*About this task*. Determine how many lines of the listing below hold the string "White". Reply only with the number.

*Task data*.
↓
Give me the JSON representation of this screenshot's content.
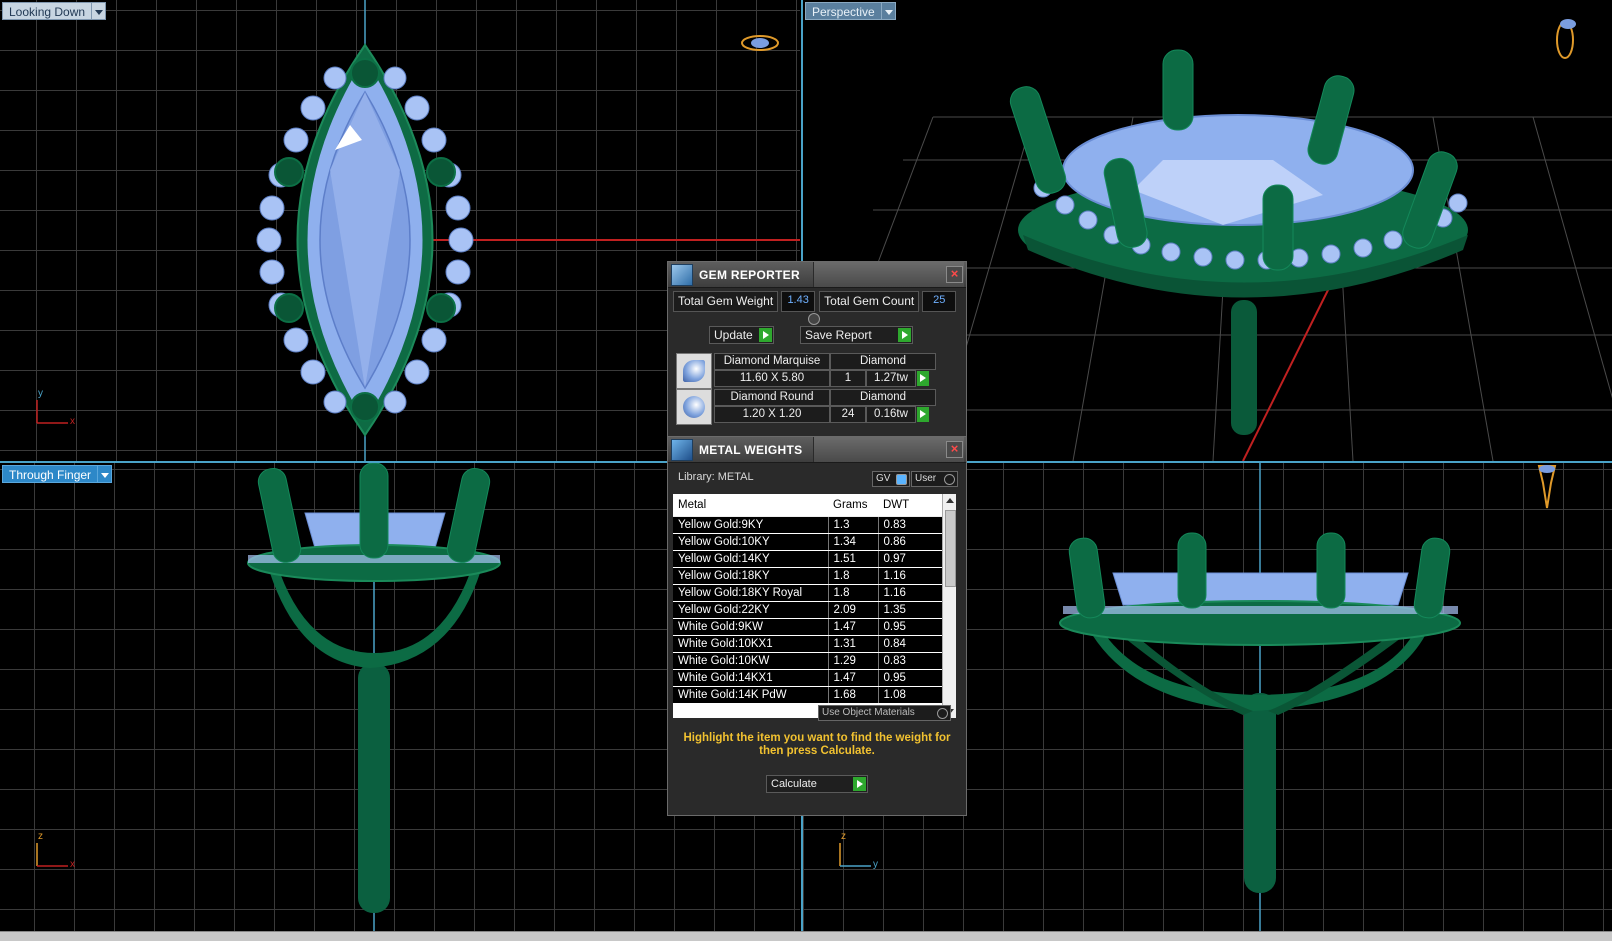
{
  "viewports": {
    "top_left_label": "Looking Down",
    "top_right_label": "Perspective",
    "bottom_left_label": "Through Finger",
    "axes": {
      "top_left": [
        "y",
        "x"
      ],
      "bottom_left": [
        "z",
        "x"
      ],
      "bottom_right": [
        "z",
        "y"
      ]
    }
  },
  "gem_reporter": {
    "title": "GEM REPORTER",
    "total_weight_label": "Total Gem Weight",
    "total_weight_value": "1.43",
    "total_count_label": "Total Gem Count",
    "total_count_value": "25",
    "update_label": "Update",
    "save_report_label": "Save Report",
    "gems": [
      {
        "name": "Diamond Marquise",
        "material": "Diamond",
        "size": "11.60 X 5.80",
        "count": "1",
        "weight": "1.27tw"
      },
      {
        "name": "Diamond Round",
        "material": "Diamond",
        "size": "1.20 X 1.20",
        "count": "24",
        "weight": "0.16tw"
      }
    ]
  },
  "metal_weights": {
    "title": "METAL WEIGHTS",
    "library_label": "Library: METAL",
    "gv_label": "GV",
    "user_label": "User",
    "columns": [
      "Metal",
      "Grams",
      "DWT"
    ],
    "rows": [
      [
        "Yellow Gold:9KY",
        "1.3",
        "0.83"
      ],
      [
        "Yellow Gold:10KY",
        "1.34",
        "0.86"
      ],
      [
        "Yellow Gold:14KY",
        "1.51",
        "0.97"
      ],
      [
        "Yellow Gold:18KY",
        "1.8",
        "1.16"
      ],
      [
        "Yellow Gold:18KY Royal",
        "1.8",
        "1.16"
      ],
      [
        "Yellow Gold:22KY",
        "2.09",
        "1.35"
      ],
      [
        "White Gold:9KW",
        "1.47",
        "0.95"
      ],
      [
        "White Gold:10KX1",
        "1.31",
        "0.84"
      ],
      [
        "White Gold:10KW",
        "1.29",
        "0.83"
      ],
      [
        "White Gold:14KX1",
        "1.47",
        "0.95"
      ],
      [
        "White Gold:14K PdW",
        "1.68",
        "1.08"
      ]
    ],
    "use_object_materials_label": "Use Object Materials",
    "hint_text": "Highlight the item you want to find the weight for then press Calculate.",
    "calculate_label": "Calculate"
  },
  "colors": {
    "accent_border": "#4aa3c8",
    "prong_green": "#0e6b44",
    "gem_blue": "#8fb0ee",
    "hint_yellow": "#f2c230",
    "go_green": "#2ea82e"
  }
}
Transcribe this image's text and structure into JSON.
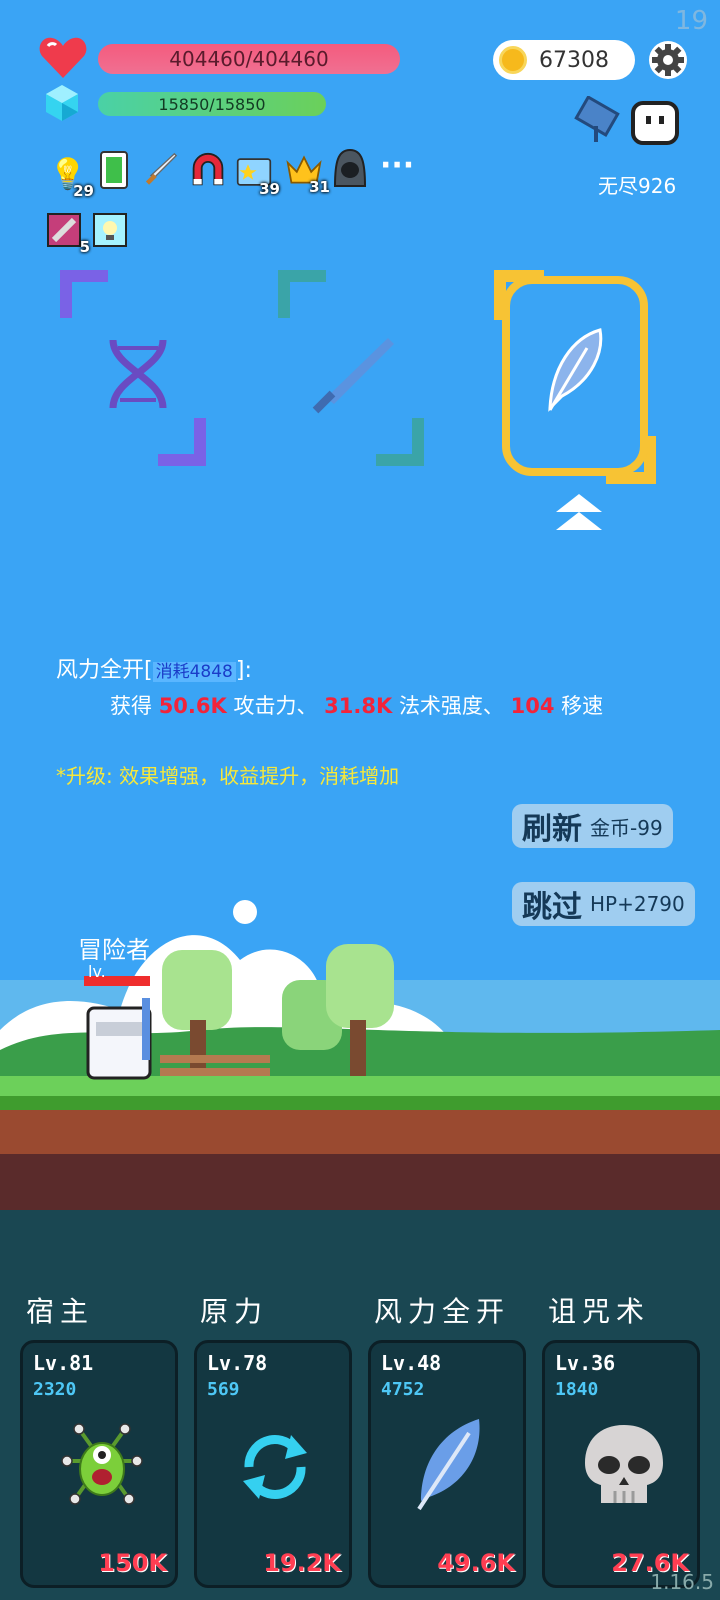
{
  "corner_number": "19",
  "hp": {
    "text": "404460/404460",
    "icon": "heart-icon"
  },
  "mp": {
    "text": "15850/15850",
    "icon": "gem-icon"
  },
  "coins": "67308",
  "mode": "无尽926",
  "buffs": [
    {
      "icon": "lightbulb-icon",
      "count": "29"
    },
    {
      "icon": "card-icon",
      "count": ""
    },
    {
      "icon": "sword-icon",
      "count": ""
    },
    {
      "icon": "magnet-icon",
      "count": ""
    },
    {
      "icon": "star-card-icon",
      "count": "39"
    },
    {
      "icon": "crown-icon",
      "count": "31"
    },
    {
      "icon": "hood-icon",
      "count": ""
    },
    {
      "icon": "more-icon",
      "count": ""
    }
  ],
  "buffs_row2": [
    {
      "icon": "scroll-icon",
      "count": "5"
    },
    {
      "icon": "light-card-icon",
      "count": ""
    }
  ],
  "more_label": "···",
  "selected_desc": {
    "name": "风力全开",
    "cost": "消耗4848",
    "line2_prefix": "获得",
    "atk": "50.6K",
    "atk_label": "攻击力、",
    "spell": "31.8K",
    "spell_label": "法术强度、",
    "speed": "104",
    "speed_label": "移速",
    "upgrade_note": "*升级: 效果增强，收益提升，消耗增加"
  },
  "refresh_button": {
    "label": "刷新",
    "cost": "金币-99"
  },
  "skip_button": {
    "label": "跳过",
    "reward": "HP+2790"
  },
  "player": {
    "name": "冒险者",
    "level": "lv."
  },
  "skills": [
    {
      "title": "宿主",
      "level": "Lv.81",
      "value": "2320",
      "cost": "150K",
      "icon": "germ-icon"
    },
    {
      "title": "原力",
      "level": "Lv.78",
      "value": "569",
      "cost": "19.2K",
      "icon": "cycle-icon"
    },
    {
      "title": "风力全开",
      "level": "Lv.48",
      "value": "4752",
      "cost": "49.6K",
      "icon": "feather-icon"
    },
    {
      "title": "诅咒术",
      "level": "Lv.36",
      "value": "1840",
      "cost": "27.6K",
      "icon": "skull-icon"
    }
  ],
  "version": "1.16.5",
  "colors": {
    "sky": "#3aa4f5",
    "hp": "#f45b7e",
    "mp": "#4ad1a6",
    "highlight": "#f7c334",
    "cost_red": "#ff3e52"
  }
}
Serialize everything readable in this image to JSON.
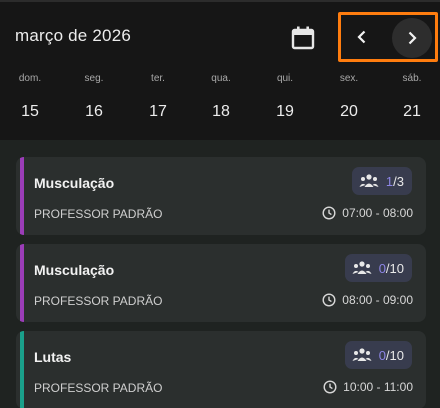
{
  "header": {
    "month_label": "março de 2026"
  },
  "week": {
    "days": [
      {
        "weekday": "dom.",
        "day": "15"
      },
      {
        "weekday": "seg.",
        "day": "16"
      },
      {
        "weekday": "ter.",
        "day": "17"
      },
      {
        "weekday": "qua.",
        "day": "18"
      },
      {
        "weekday": "qui.",
        "day": "19"
      },
      {
        "weekday": "sex.",
        "day": "20"
      },
      {
        "weekday": "sáb.",
        "day": "21"
      }
    ]
  },
  "classes": [
    {
      "title": "Musculação",
      "teacher": "PROFESSOR PADRÃO",
      "occupied": "1",
      "capacity": "/3",
      "time": "07:00 - 08:00",
      "accent": "#9b3db8"
    },
    {
      "title": "Musculação",
      "teacher": "PROFESSOR PADRÃO",
      "occupied": "0",
      "capacity": "/10",
      "time": "08:00 - 09:00",
      "accent": "#9b3db8"
    },
    {
      "title": "Lutas",
      "teacher": "PROFESSOR PADRÃO",
      "occupied": "0",
      "capacity": "/10",
      "time": "10:00 - 11:00",
      "accent": "#1aa08b"
    }
  ],
  "colors": {
    "nav_highlight": "#ff7d0f",
    "count_accent": "#8d86e6"
  },
  "icons": {
    "calendar": "calendar-icon",
    "prev": "chevron-left-icon",
    "next": "chevron-right-icon",
    "people": "group-icon",
    "clock": "clock-icon"
  }
}
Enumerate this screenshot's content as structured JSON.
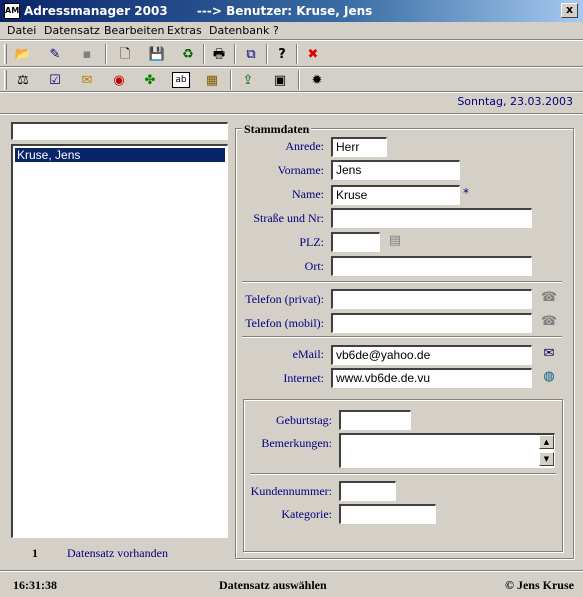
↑
*Written solution*. 5